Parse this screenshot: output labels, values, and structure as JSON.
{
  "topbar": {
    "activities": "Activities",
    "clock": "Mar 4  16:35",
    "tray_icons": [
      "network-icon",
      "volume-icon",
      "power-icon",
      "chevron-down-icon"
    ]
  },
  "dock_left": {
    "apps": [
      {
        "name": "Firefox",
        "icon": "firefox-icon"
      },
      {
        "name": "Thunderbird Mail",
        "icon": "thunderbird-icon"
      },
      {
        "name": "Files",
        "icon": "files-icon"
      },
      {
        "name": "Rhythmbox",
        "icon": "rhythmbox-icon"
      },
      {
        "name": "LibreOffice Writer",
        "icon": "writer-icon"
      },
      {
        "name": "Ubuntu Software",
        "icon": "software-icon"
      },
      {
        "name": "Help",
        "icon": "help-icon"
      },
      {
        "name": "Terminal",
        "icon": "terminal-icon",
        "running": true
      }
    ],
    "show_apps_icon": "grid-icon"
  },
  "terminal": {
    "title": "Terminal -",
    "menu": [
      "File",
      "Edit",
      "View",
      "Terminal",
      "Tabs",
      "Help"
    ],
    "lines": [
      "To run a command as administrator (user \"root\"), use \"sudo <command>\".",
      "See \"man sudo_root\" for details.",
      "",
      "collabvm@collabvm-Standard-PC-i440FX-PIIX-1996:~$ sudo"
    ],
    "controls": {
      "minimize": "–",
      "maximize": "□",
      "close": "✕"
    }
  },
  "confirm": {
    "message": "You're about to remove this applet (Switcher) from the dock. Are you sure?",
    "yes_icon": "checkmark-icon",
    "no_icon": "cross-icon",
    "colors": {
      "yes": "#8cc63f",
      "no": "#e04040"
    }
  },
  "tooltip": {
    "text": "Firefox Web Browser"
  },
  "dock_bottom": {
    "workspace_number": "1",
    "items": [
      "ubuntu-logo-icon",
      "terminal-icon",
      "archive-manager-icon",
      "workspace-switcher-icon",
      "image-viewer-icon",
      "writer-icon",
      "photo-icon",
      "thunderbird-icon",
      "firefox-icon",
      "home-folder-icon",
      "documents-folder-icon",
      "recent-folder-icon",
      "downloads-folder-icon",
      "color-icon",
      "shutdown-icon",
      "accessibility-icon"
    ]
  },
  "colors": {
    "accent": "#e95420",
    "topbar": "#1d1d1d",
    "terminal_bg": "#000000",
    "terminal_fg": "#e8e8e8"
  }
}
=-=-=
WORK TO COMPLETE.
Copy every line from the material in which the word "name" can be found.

SOLUTION FOR THIS TASK.
        "name": "Firefox",
        "name": "Thunderbird Mail",
        "name": "Files",
        "name": "Rhythmbox",
        "name": "LibreOffice Writer",
        "name": "Ubuntu Software",
        "name": "Help",
        "name": "Terminal",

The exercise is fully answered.